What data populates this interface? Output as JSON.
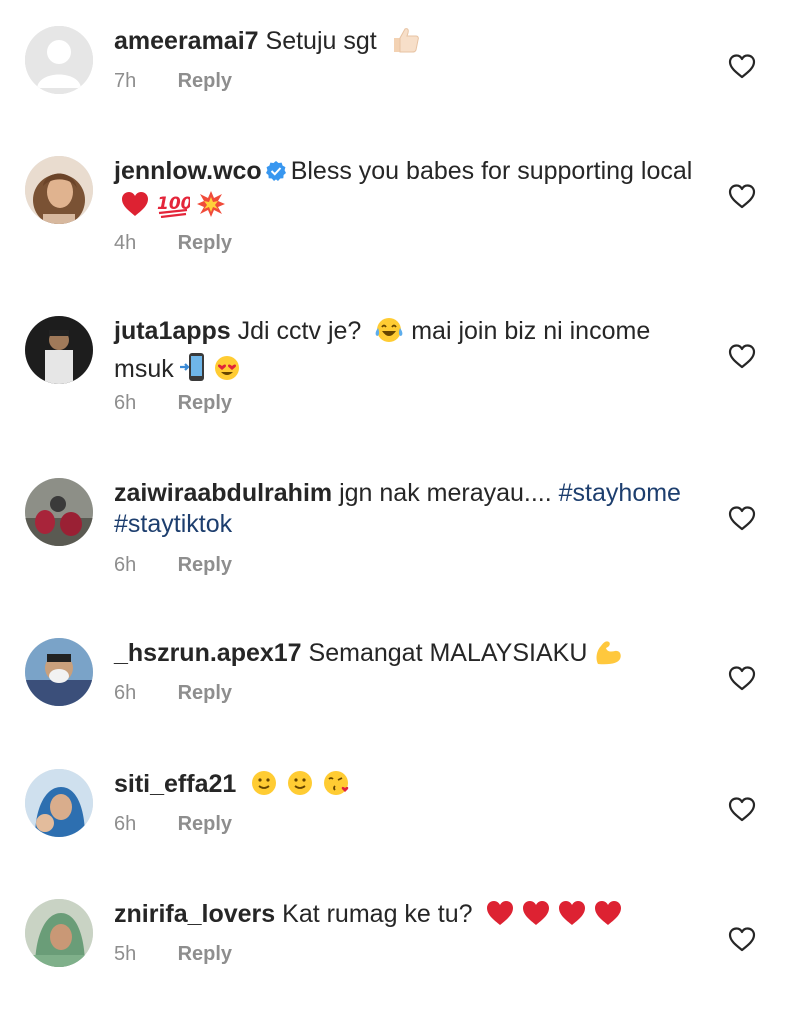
{
  "comments": [
    {
      "username": "ameeramai7",
      "verified": false,
      "text": "Setuju sgt",
      "hashtags": "",
      "time": "7h",
      "reply_label": "Reply",
      "emoji": [
        "thumbs-up"
      ]
    },
    {
      "username": "jennlow.wco",
      "verified": true,
      "text": "Bless you babes for supporting local",
      "hashtags": "",
      "time": "4h",
      "reply_label": "Reply",
      "emoji": [
        "red-heart",
        "hundred-points",
        "collision"
      ]
    },
    {
      "username": "juta1apps",
      "verified": false,
      "text": "Jdi cctv je?",
      "text2": "mai join biz ni income msuk",
      "hashtags": "",
      "time": "6h",
      "reply_label": "Reply",
      "emoji": [
        "tears-of-joy",
        "mobile-arrow",
        "heart-eyes"
      ]
    },
    {
      "username": "zaiwiraabdulrahim",
      "verified": false,
      "text": "jgn nak merayau....",
      "hashtags": "#stayhome #staytiktok",
      "time": "6h",
      "reply_label": "Reply",
      "emoji": []
    },
    {
      "username": "_hszrun.apex17",
      "verified": false,
      "text": "Semangat MALAYSIAKU",
      "hashtags": "",
      "time": "6h",
      "reply_label": "Reply",
      "emoji": [
        "flexed-biceps"
      ]
    },
    {
      "username": "siti_effa21",
      "verified": false,
      "text": "",
      "hashtags": "",
      "time": "6h",
      "reply_label": "Reply",
      "emoji": [
        "slight-smile",
        "slight-smile",
        "face-blowing-kiss"
      ]
    },
    {
      "username": "znirifa_lovers",
      "verified": false,
      "text": "Kat rumag ke tu?",
      "hashtags": "",
      "time": "5h",
      "reply_label": "Reply",
      "emoji": [
        "red-heart",
        "red-heart",
        "red-heart",
        "red-heart"
      ]
    }
  ],
  "icons": {
    "like": "heart-outline-icon",
    "verified": "verified-badge-icon"
  },
  "colors": {
    "text": "#262626",
    "muted": "#8e8e8e",
    "hashtag": "#1d3e6e",
    "verified": "#3897f0",
    "heart": "#262626"
  }
}
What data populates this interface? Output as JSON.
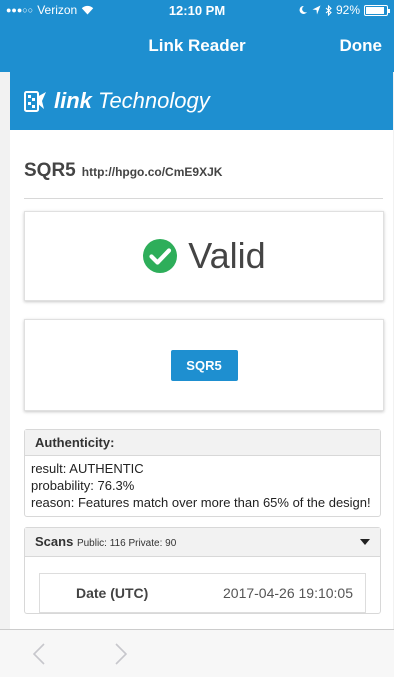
{
  "status_bar": {
    "signal_dots": "●●●○○",
    "carrier": "Verizon",
    "wifi_icon": "wifi-icon",
    "time": "12:10 PM",
    "battery": "92%",
    "battery_level": 0.92
  },
  "navbar": {
    "title": "Link Reader",
    "done_label": "Done"
  },
  "brand": {
    "name_bold": "link",
    "name_rest": " Technology",
    "accent_color": "#1e8fd0"
  },
  "result": {
    "code_label": "SQR5",
    "url": "http://hpgo.co/CmE9XJK",
    "status": "Valid",
    "status_color": "#2eae5a",
    "code_button": "SQR5"
  },
  "authenticity": {
    "title": "Authenticity:",
    "lines": [
      "result: AUTHENTIC",
      "probability: 76.3%",
      "reason: Features match over more than 65% of the design!"
    ]
  },
  "scans": {
    "title": "Scans",
    "meta": "Public: 116 Private: 90",
    "date_header": "Date (UTC)",
    "date_value": "2017-04-26 19:10:05"
  },
  "toolbar": {
    "back_icon": "chevron-left-icon",
    "forward_icon": "chevron-right-icon"
  }
}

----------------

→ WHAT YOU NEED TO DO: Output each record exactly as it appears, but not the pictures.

→ TASK RESPONSE:
What data populates this interface? Output as JSON.
{
  "comments": [
    {
      "username": "ameeramai7",
      "verified": false,
      "text": "Setuju sgt",
      "hashtags": "",
      "time": "7h",
      "reply_label": "Reply",
      "emoji": [
        "thumbs-up"
      ]
    },
    {
      "username": "jennlow.wco",
      "verified": true,
      "text": "Bless you babes for supporting local",
      "hashtags": "",
      "time": "4h",
      "reply_label": "Reply",
      "emoji": [
        "red-heart",
        "hundred-points",
        "collision"
      ]
    },
    {
      "username": "juta1apps",
      "verified": false,
      "text": "Jdi cctv je?",
      "text2": "mai join biz ni income msuk",
      "hashtags": "",
      "time": "6h",
      "reply_label": "Reply",
      "emoji": [
        "tears-of-joy",
        "mobile-arrow",
        "heart-eyes"
      ]
    },
    {
      "username": "zaiwiraabdulrahim",
      "verified": false,
      "text": "jgn nak merayau....",
      "hashtags": "#stayhome #staytiktok",
      "time": "6h",
      "reply_label": "Reply",
      "emoji": []
    },
    {
      "username": "_hszrun.apex17",
      "verified": false,
      "text": "Semangat MALAYSIAKU",
      "hashtags": "",
      "time": "6h",
      "reply_label": "Reply",
      "emoji": [
        "flexed-biceps"
      ]
    },
    {
      "username": "siti_effa21",
      "verified": false,
      "text": "",
      "hashtags": "",
      "time": "6h",
      "reply_label": "Reply",
      "emoji": [
        "slight-smile",
        "slight-smile",
        "face-blowing-kiss"
      ]
    },
    {
      "username": "znirifa_lovers",
      "verified": false,
      "text": "Kat rumag ke tu?",
      "hashtags": "",
      "time": "5h",
      "reply_label": "Reply",
      "emoji": [
        "red-heart",
        "red-heart",
        "red-heart",
        "red-heart"
      ]
    }
  ],
  "icons": {
    "like": "heart-outline-icon",
    "verified": "verified-badge-icon"
  },
  "colors": {
    "text": "#262626",
    "muted": "#8e8e8e",
    "hashtag": "#1d3e6e",
    "verified": "#3897f0",
    "heart": "#262626"
  }
}
What data populates this interface? Output as JSON.
{
  "status_bar": {
    "signal_dots": "●●●○○",
    "carrier": "Verizon",
    "wifi_icon": "wifi-icon",
    "time": "12:10 PM",
    "battery": "92%",
    "battery_level": 0.92
  },
  "navbar": {
    "title": "Link Reader",
    "done_label": "Done"
  },
  "brand": {
    "name_bold": "link",
    "name_rest": " Technology",
    "accent_color": "#1e8fd0"
  },
  "result": {
    "code_label": "SQR5",
    "url": "http://hpgo.co/CmE9XJK",
    "status": "Valid",
    "status_color": "#2eae5a",
    "code_button": "SQR5"
  },
  "authenticity": {
    "title": "Authenticity:",
    "lines": [
      "result: AUTHENTIC",
      "probability: 76.3%",
      "reason: Features match over more than 65% of the design!"
    ]
  },
  "scans": {
    "title": "Scans",
    "meta": "Public: 116 Private: 90",
    "date_header": "Date (UTC)",
    "date_value": "2017-04-26 19:10:05"
  },
  "toolbar": {
    "back_icon": "chevron-left-icon",
    "forward_icon": "chevron-right-icon"
  }
}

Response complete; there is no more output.